As I continue my slow stroll through the Psalms, I’m struck by the way the Psalmists weave God into the “ordinary” rhythms of the day — what some have called “the offices of prayer.” Psalm 4 ends with the Psalmist logging off at the end of the day, trusting that he will lie down and rest safely in the presence of YHWH. Following the Hebrew pattern of the new day beginning with evening (see Genesis 1, “and it was evening and morning, the first day,” etc.), it is fitting that Psalm 5 is a morning Psalm, greeting the Lord with gladness after an evening’s rest.
O LORD, in the morning you hear my voice; in the morning I prepare a sacrifice for you and watch.Psalm 5:3
I also appreciate the way David confidently asserts that he “will enter your house (v7).” Though others boast and make evil, David trembles in the temple of the LORD (v7) and follows His lead (v8). David’s opposition to the ungodly may strike some as unloving, and perhaps this is true. But we should remember that David’s remarks are contextualized as praise. His devotion to His God prompts David to ardently oppose those who mock YHWH with their transgressions.
For you bless the righteous, O LORD; you cover him with favor as with a shield.Psalm 5:12
We read this in light of the New Testament, understanding that the Lord has richly blessed those whom He has made righteous — by the blood of His Son.
Questions for reflection:
- How would my life change if my first thought upon rising in the morning was directed to the Lord?

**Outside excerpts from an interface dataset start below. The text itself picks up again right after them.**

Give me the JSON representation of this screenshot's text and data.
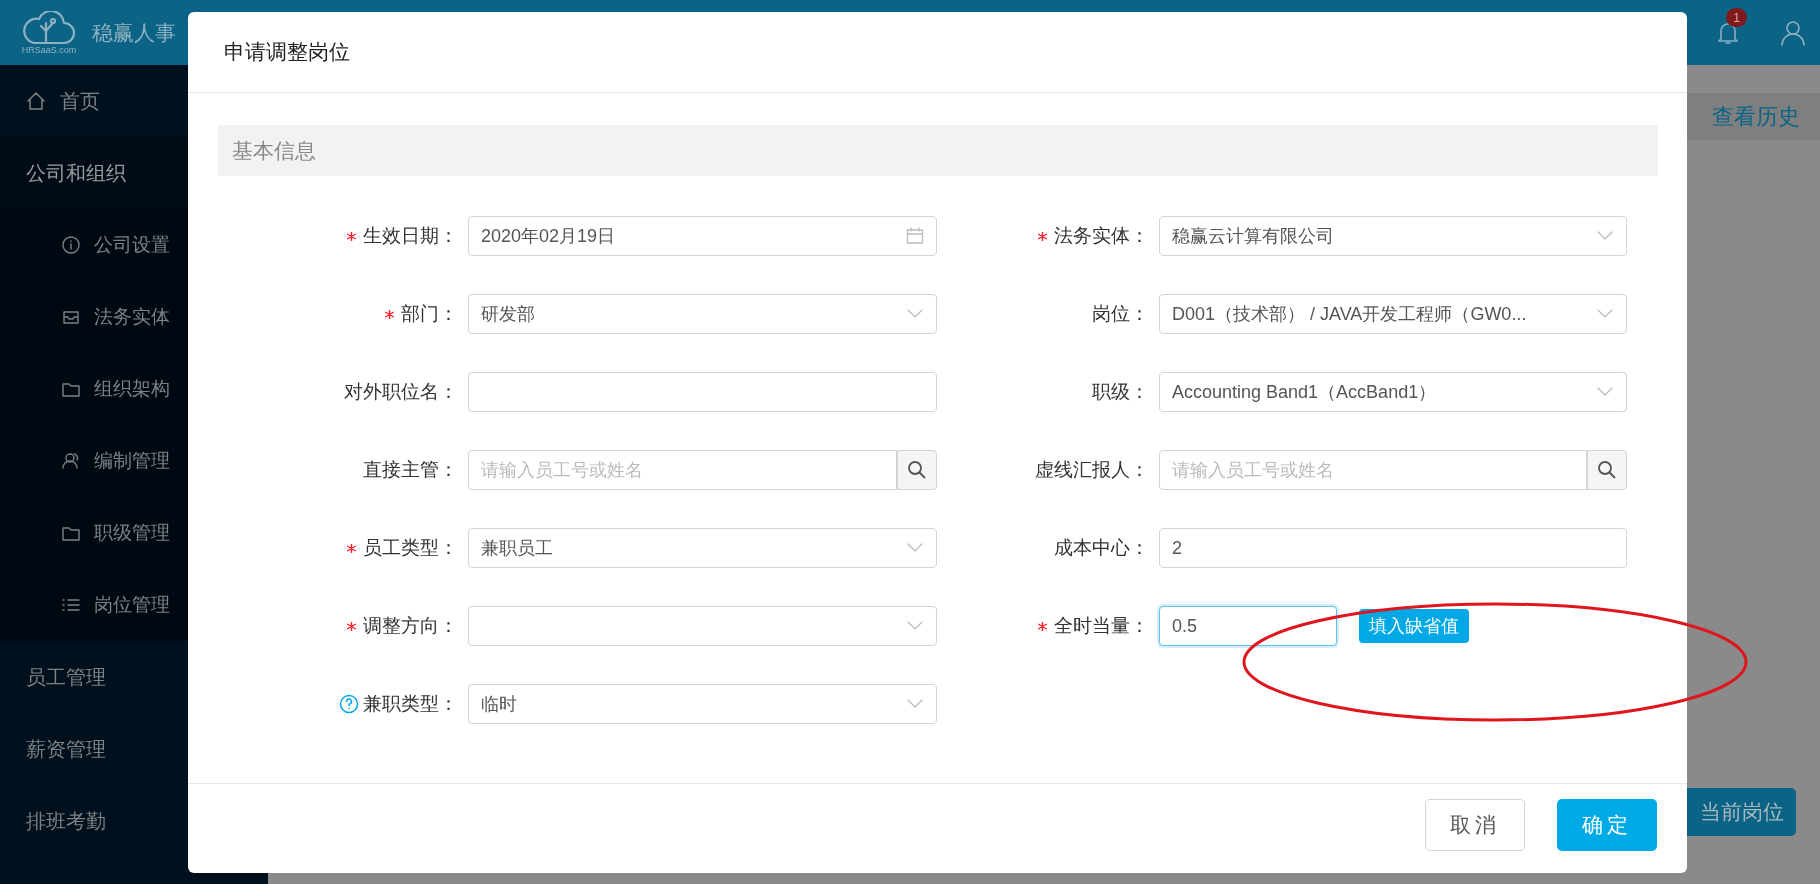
{
  "topbar": {
    "logo_text": "稳赢人事",
    "logo_caption": "HRSaaS.com",
    "notification_count": "1"
  },
  "sidebar": {
    "items": [
      {
        "label": "首页"
      },
      {
        "label": "公司和组织",
        "expanded": true,
        "children": [
          {
            "label": "公司设置"
          },
          {
            "label": "法务实体"
          },
          {
            "label": "组织架构"
          },
          {
            "label": "编制管理"
          },
          {
            "label": "职级管理"
          },
          {
            "label": "岗位管理"
          }
        ]
      },
      {
        "label": "员工管理"
      },
      {
        "label": "薪资管理"
      },
      {
        "label": "排班考勤"
      }
    ]
  },
  "main": {
    "history_link": "查看历史",
    "current_position_button": "当前岗位"
  },
  "dialog": {
    "title": "申请调整岗位",
    "section_title": "基本信息",
    "left_fields": [
      {
        "label": "生效日期：",
        "required": true,
        "help": false,
        "kind": "date",
        "value": "2020年02月19日",
        "focused": false
      },
      {
        "label": "部门：",
        "required": true,
        "help": false,
        "kind": "select",
        "value": "研发部",
        "focused": false
      },
      {
        "label": "对外职位名：",
        "required": false,
        "help": false,
        "kind": "text",
        "focused": false
      },
      {
        "label": "直接主管：",
        "required": false,
        "help": false,
        "kind": "search",
        "placeholder": "请输入员工号或姓名",
        "focused": false
      },
      {
        "label": "员工类型：",
        "required": true,
        "help": false,
        "kind": "select",
        "value": "兼职员工",
        "focused": false
      },
      {
        "label": "调整方向：",
        "required": true,
        "help": false,
        "kind": "select",
        "focused": false
      },
      {
        "label": "兼职类型：",
        "required": false,
        "help": true,
        "kind": "select",
        "value": "临时",
        "focused": false
      }
    ],
    "right_fields": [
      {
        "label": "法务实体：",
        "required": true,
        "help": false,
        "kind": "select",
        "value": "稳赢云计算有限公司",
        "focused": false
      },
      {
        "label": "岗位：",
        "required": false,
        "help": false,
        "kind": "select",
        "value": "D001（技术部） / JAVA开发工程师（GW0...",
        "focused": false
      },
      {
        "label": "职级：",
        "required": false,
        "help": false,
        "kind": "select",
        "value": "Accounting Band1（AccBand1）",
        "focused": false
      },
      {
        "label": "虚线汇报人：",
        "required": false,
        "help": false,
        "kind": "search",
        "placeholder": "请输入员工号或姓名",
        "focused": false
      },
      {
        "label": "成本中心：",
        "required": false,
        "help": false,
        "kind": "text",
        "value": "2",
        "focused": false
      },
      {
        "label": "全时当量：",
        "required": true,
        "help": false,
        "kind": "number",
        "value": "0.5",
        "focused": true,
        "action": "填入缺省值"
      }
    ],
    "buttons": [
      {
        "label": "取消",
        "kind": "default"
      },
      {
        "label": "确定",
        "kind": "primary"
      }
    ]
  }
}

- What must it be like to enter God’s house (v7)?
- How does Psalm 5 impact your prayer life?